What can you do with the resources in The National Archives Digital Vaults?

  • Create a movie
  • Create a poster
  • Search by tag or keyword
  • Collect primary source documents and images for a project

For lesson plans and ideas, go to the Educator and Student Resource Page at http://www.archives.gov/nae/education/.  In addition to great resources for teachers and students, teachers can find wonderful guides and handouts to use with students that explain primary sources and analysis worksheets for an array of primary sources, including written documents, photographs, maps, cartoons, sound recordings, posters, and motion pictures. 

Go to http://www.archives.gov/nae/education/tool-box.html to access these materials!

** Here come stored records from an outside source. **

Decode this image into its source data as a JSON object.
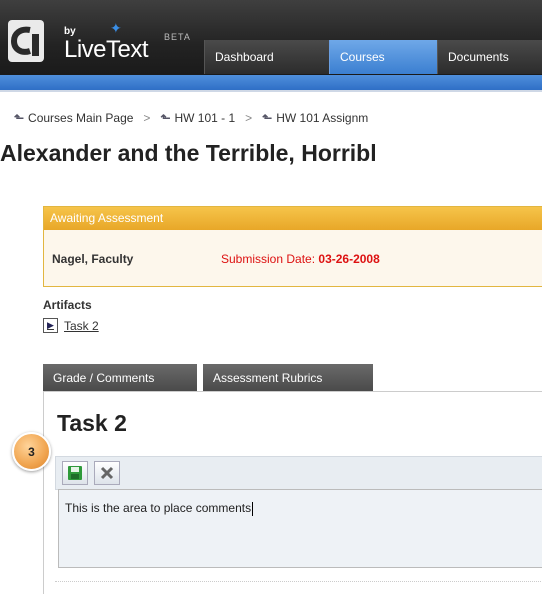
{
  "header": {
    "logo_by": "by",
    "logo_name": "LiveText",
    "logo_beta": "BETA",
    "tabs": [
      {
        "label": "Dashboard"
      },
      {
        "label": "Courses"
      },
      {
        "label": "Documents"
      }
    ]
  },
  "breadcrumb": {
    "items": [
      {
        "label": "Courses Main Page"
      },
      {
        "label": "HW 101 - 1"
      },
      {
        "label": "HW 101 Assignm"
      }
    ],
    "separator": ">"
  },
  "page_title": "Alexander and the Terrible, Horribl",
  "assessment": {
    "status": "Awaiting Assessment",
    "faculty": "Nagel, Faculty",
    "submission_label": "Submission Date:",
    "submission_date": "03-26-2008"
  },
  "artifacts": {
    "heading": "Artifacts",
    "items": [
      {
        "label": "Task 2"
      }
    ]
  },
  "sub_tabs": [
    {
      "label": "Grade / Comments"
    },
    {
      "label": "Assessment Rubrics"
    }
  ],
  "task": {
    "title": "Task 2",
    "step_badge": "3",
    "comment_value": "This is the area to place comments"
  },
  "colors": {
    "accent_blue": "#3b7fd1",
    "awaiting_orange": "#e8a728",
    "date_red": "#dd1111"
  },
  "icons": {
    "save": "save-icon",
    "cancel": "close-icon",
    "breadcrumb": "breadcrumb-up-icon",
    "artifact": "document-icon"
  }
}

You may also want to read this great blog post by Glenn at the HistoryTech blog at http://historytech.wordpress.com/2008/04/12/digital-vaults-social-networking-for-primary-sources/.

This is a resource that can make history come alive for students!  We would love to collaborate with you as a teacher and develop a project or research unit that incorporates this treasure trove of primary source documents.   Please let me know if you would like to explore ways to incorporate the digital archives into your instruction!

Living History: Two Cool Finds

I came across two items this morning that you might enjoy if you are into history, stories, or archives.

First, I stumbled across this wonderful Flickr collection entitled “Mom’s World” by Joey Harrison.  This collection chronicles his mother’s recollections (she provides most of the narratives) and photos of life in Grand Rapids, Michigan between the late 1940s —2007.  If you want to hear first-hand accounts of life from this time period, you must check out the photos and narratives…his mother is sharp as a tack!  What a wonderful way to preserve history for your family and the general public!  Fascinating stories, amazing photography—definitely something you will enjoy.

Secondly, the Atlanta Journal Constitution ran this story this morning about a historical collection of rare newspapers donated by Nell McGruder to the Atlanta History Center.  If you are interested in north Georgia history (particularly Cherokee County), this is a great story!  I only wish the Atlanta History Center had the money to digitize and upload the images of these rare newspapers to Flickr a la Library of Congress!  Perhaps they may eventually go to the Georgia Archives? 

While reading The English Patient in 2004 for a course with Dr. Mark Faust at UGA, Dr. Faust wisely observed that history is really a series of stories and accounts, not necessarily objective facts that are black and white.  I think primary sources such as these affirm that view.  It makes me a little sad to think that I never perceived “history” as story until I was a graduate student!  I think more people might take a interest in history and its study if they thought of it as story rather than a series of disconnected facts.

I hope you enjoy these resources!  Let me know what you think!